As a long-time government researcher told me: "You need gas in the engine and the brakes to work, but if the driver doesn't want to use the car, you're not going anywhere." nature.com/articles/d4158…
I spent months in SierraLeone during the biggest #Ebola outbreak in history & I've just caught up with doctors I met who are now fighting #coronavirus. Lots of interesting comparisons to that outbreak -- and to the USA -- in my latest piece @NatureNews. nature.com/articles/d4158…
Some African researchers I talked w/were surprised that the CDC—so helpful during #Ebola—seems sorta powerless in the US. “I was shocked to see the US struggling to understand what contact tracing is, to organize a response, to put in place risk communication,” said @NyenswahG.
Another twist is that because many cases are mild or asymptomatic due to the young population in Liberia, SierraLeone & Guinea (3% of people >65), a lot of people might be taking this less seriously than public health authorities wish. (Btw this photo is worth 1000 words.)
New CDC report on #COVID19 in the US January-May 30:
-5% of people who tested positive died
-Deaths 12x higher in people w/diabetes or other underlying conditions
-Median age 48
-Incidence HIGHER among 40-60 yr olds than 60-80 but highest >80
Incomplete data on symptoms and race/ethnicity:
-Only 4% were asymptomatic. BUT testing has mainly been for people with symptoms and this data is incomplete
-33% of cases Latinx, 22% Black BUT almost half of reports don’t include race/ethnicity.
Trump just announced he is suspending funding to @WHO while a review is conducted *THIS IS DESPICABLE* Let me lay out how WHO has responded to #COVID19 since Jan 5 & why not funding them now spells disaster to many low and middle-income countries. THREAD.
First, a timeline of their activities, backed up by their #coronavirus situation reports. Jan 5 on the outbreak in Wuhan, China: "The occurrence of 44 cases of pneumonia requiring hospitalization clustered in space and time should be handled prudently."
2nd week of Jan: First sequences of #coronavirus revealed from China w/guidance from WHO & a recommendation on how to diagnose the disease. Late Jan they recommend PCR-based test. Classify this as a risk for the world.
I asked leaders @CDC@WHO & @jeremyfarrar how badly coronavirus is spreading under the radar in cities around the world. Spoiler: It’s bad. Here’s how they get a handle on community transmission when many people aren’t tested & how to lessen disaster. nature.com/articles/d4158…
Epidemiologists have a few tricks for making ballpark estimates – important when true case # is unknown. Because estimate is uncertain, they look at several lines of evidence & see if results align. These models assess death tolls, genome sequences, travel routes & much more.

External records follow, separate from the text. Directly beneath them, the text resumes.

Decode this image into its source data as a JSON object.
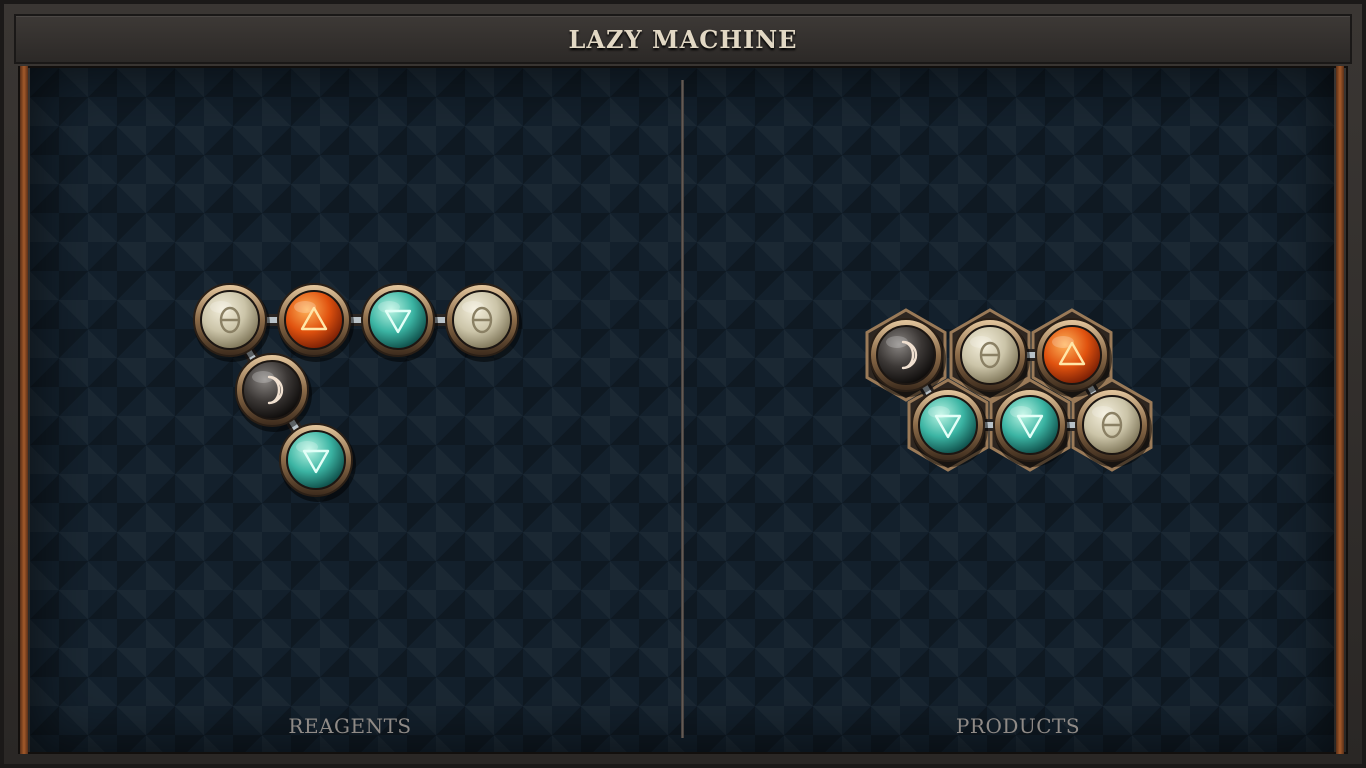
{
  "title": "LAZY MACHINE",
  "panels": {
    "reagents_label": "REAGENTS",
    "products_label": "PRODUCTS"
  },
  "atom_types": {
    "salt": {
      "symbol": "θ",
      "icon": "salt-symbol-icon",
      "colors": [
        "#f3eedb",
        "#cbc4a8",
        "#7f7659"
      ],
      "glyph": "#8a8064"
    },
    "fire": {
      "symbol": "△",
      "icon": "fire-symbol-icon",
      "colors": [
        "#ffb35a",
        "#e0520f",
        "#7a1f05"
      ],
      "glyph": "#ffe6a8"
    },
    "water": {
      "symbol": "▽",
      "icon": "water-symbol-icon",
      "colors": [
        "#b9f5e3",
        "#3bb4a3",
        "#0f4f4a"
      ],
      "glyph": "#e2fff7"
    },
    "vitae": {
      "symbol": "☽",
      "icon": "moon-symbol-icon",
      "colors": [
        "#8a8683",
        "#3b3735",
        "#0e0c0b"
      ],
      "glyph": "#f0e0d0"
    }
  },
  "reagent": {
    "atoms": [
      "salt",
      "fire",
      "water",
      "salt",
      "vitae",
      "water"
    ],
    "bonds": [
      [
        0,
        1
      ],
      [
        1,
        2
      ],
      [
        2,
        3
      ],
      [
        0,
        4
      ],
      [
        4,
        5
      ]
    ]
  },
  "product": {
    "atoms": [
      "vitae",
      "salt",
      "fire",
      "water",
      "water",
      "salt"
    ],
    "bonds": [
      [
        1,
        2
      ],
      [
        0,
        3
      ],
      [
        3,
        4
      ],
      [
        4,
        5
      ],
      [
        2,
        5
      ]
    ]
  }
}
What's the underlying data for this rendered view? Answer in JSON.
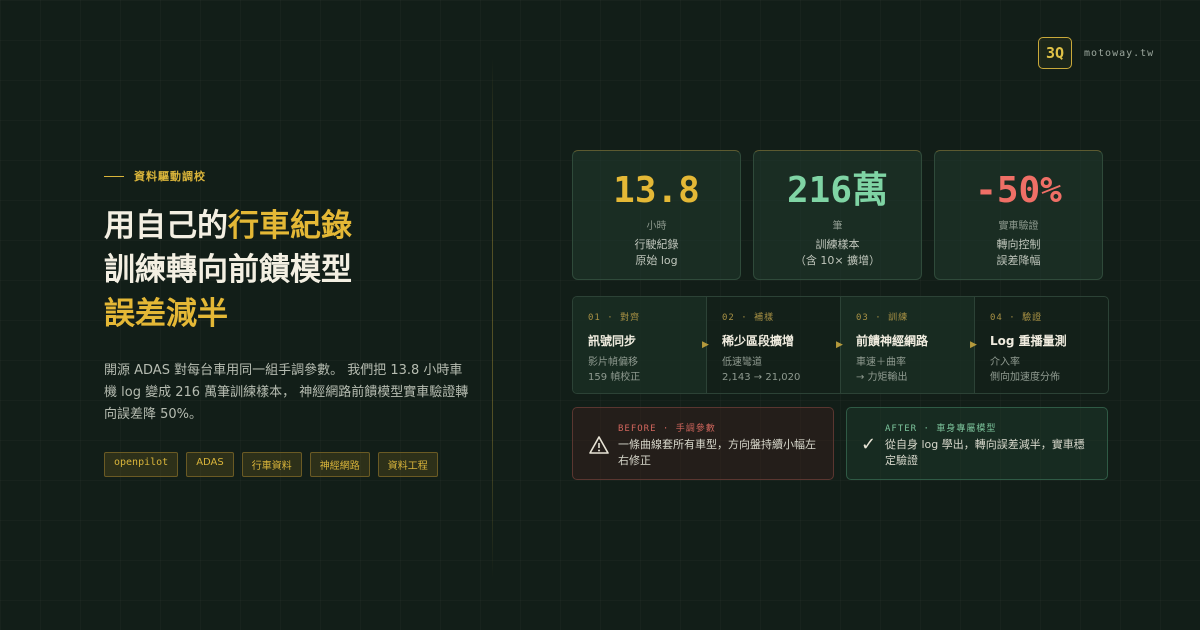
{
  "brand": {
    "logo_text": "3Q",
    "domain": "motoway.tw"
  },
  "eyebrow": "資料驅動調校",
  "title": {
    "line1_pre": "用自己的",
    "line1_hl": "行車紀錄",
    "line2": "訓練轉向前饋模型",
    "line3_hl": "誤差減半"
  },
  "description": "開源 ADAS 對每台車用同一組手調參數。 我們把 13.8 小時車機 log 變成 216 萬筆訓練樣本， 神經網路前饋模型實車驗證轉向誤差降 50%。",
  "tags": [
    "openpilot",
    "ADAS",
    "行車資料",
    "神經網路",
    "資料工程"
  ],
  "stats": [
    {
      "value": "13.8",
      "unit": "小時",
      "label1": "行駛紀錄",
      "label2": "原始 log",
      "color": "#e4b836"
    },
    {
      "value": "216萬",
      "unit": "筆",
      "label1": "訓練樣本",
      "label2": "（含 10× 擴增）",
      "color": "#7fd4a4"
    },
    {
      "value": "-50%",
      "unit": "實車驗證",
      "label1": "轉向控制",
      "label2": "誤差降幅",
      "color": "#ef6f66"
    }
  ],
  "pipeline": [
    {
      "num": "01 · 對齊",
      "title": "訊號同步",
      "detail": "影片幀偏移\n159 幀校正"
    },
    {
      "num": "02 · 補樣",
      "title": "稀少區段擴增",
      "detail": "低速彎道\n2,143 → 21,020"
    },
    {
      "num": "03 · 訓練",
      "title": "前饋神經網路",
      "detail": "車速＋曲率\n→ 力矩輸出"
    },
    {
      "num": "04 · 驗證",
      "title": "Log 重播量測",
      "detail": "介入率\n側向加速度分佈"
    }
  ],
  "before": {
    "head": "BEFORE · 手調參數",
    "text": "一條曲線套所有車型，方向盤持續小幅左右修正",
    "icon": "warning-icon"
  },
  "after": {
    "head": "AFTER · 車身專屬模型",
    "text": "從自身 log 學出，轉向誤差減半，實車穩定驗證",
    "icon": "check-icon"
  }
}
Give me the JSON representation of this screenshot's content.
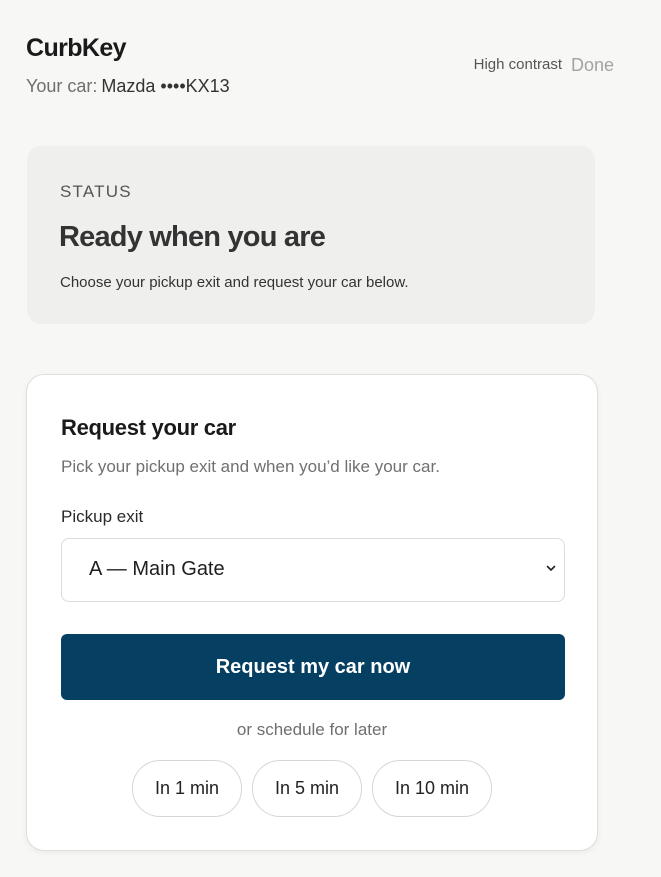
{
  "header": {
    "app_title": "CurbKey",
    "car_label": "Your car:",
    "car_value": "Mazda ••••KX13",
    "high_contrast": "High contrast",
    "done": "Done"
  },
  "status": {
    "label": "STATUS",
    "title": "Ready when you are",
    "hint": "Choose your pickup exit and request your car below."
  },
  "request": {
    "title": "Request your car",
    "subtitle": "Pick your pickup exit and when you’d like your car.",
    "exit_label": "Pickup exit",
    "exit_value": "A — Main Gate",
    "primary_button": "Request my car now",
    "schedule_text": "or schedule for later",
    "schedule_options": [
      "In 1 min",
      "In 5 min",
      "In 10 min"
    ]
  },
  "colors": {
    "primary": "#053f62",
    "background": "#f7f7f5",
    "status_card": "#efefed"
  },
  "icons": {
    "select_chevron": "chevron-down-icon"
  }
}
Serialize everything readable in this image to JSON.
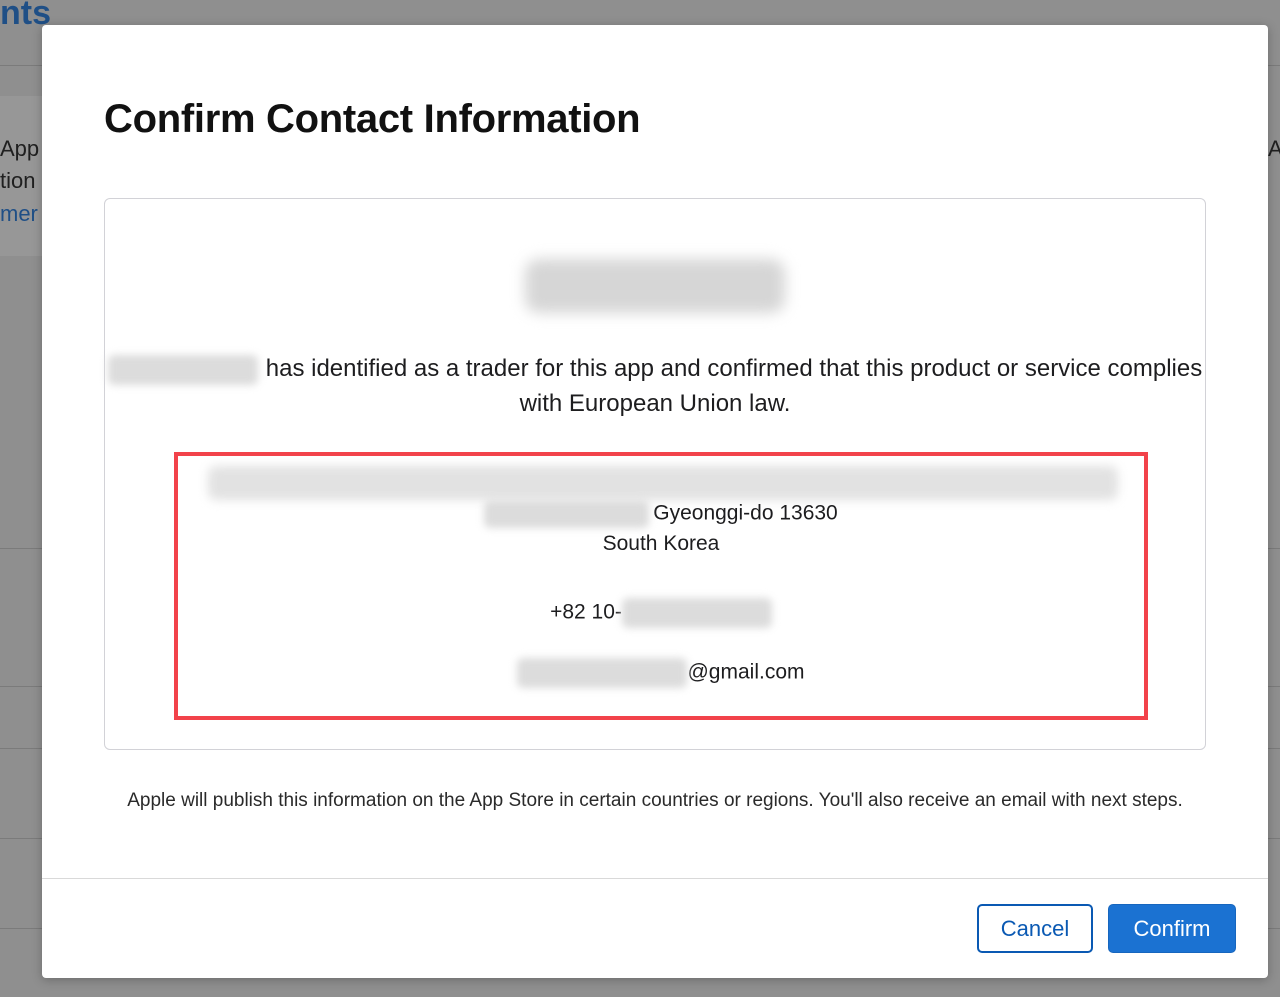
{
  "background": {
    "heading_fragment": "nts",
    "left_line_1": "App",
    "left_line_2": "tion",
    "left_line_3": "mer",
    "right_fragment": "A"
  },
  "dialog": {
    "title": "Confirm Contact Information",
    "trader_statement": "has identified as a trader for this app and confirmed that this product or service complies with European Union law.",
    "address": {
      "region_postal": "Gyeonggi-do 13630",
      "country": "South Korea",
      "phone_prefix": "+82 10-",
      "email_domain": "@gmail.com"
    },
    "footnote": "Apple will publish this information on the App Store in certain countries or regions. You'll also receive an email with next steps.",
    "buttons": {
      "cancel": "Cancel",
      "confirm": "Confirm"
    }
  },
  "colors": {
    "accent": "#1b72d2",
    "highlight_border": "#f2424a",
    "overlay": "#8f8f8f"
  }
}
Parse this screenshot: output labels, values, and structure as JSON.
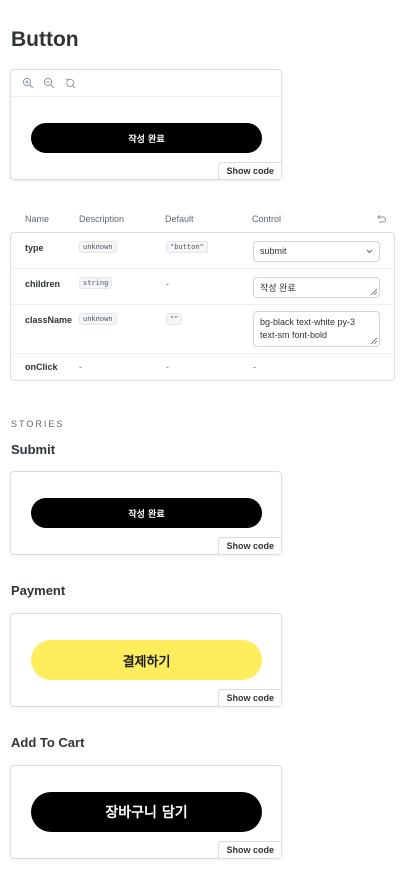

CDC dangerously dropped the ball w/testing but it employs incredible researchers who work overtime to investigate covert #COVID spread w/@trvb among many others. CDCs Armstrong: "Health departments will tell you this is the most complex public health emergency we have dealt with"
Everyone is yelling right now about #COVID19 but scientists in Seattle @uwmedicine have their heads down at the lab bench because, as @helenchumd told me, “We are past the point of containment.” Thank goodness they're finally able to charge ahead. My latest: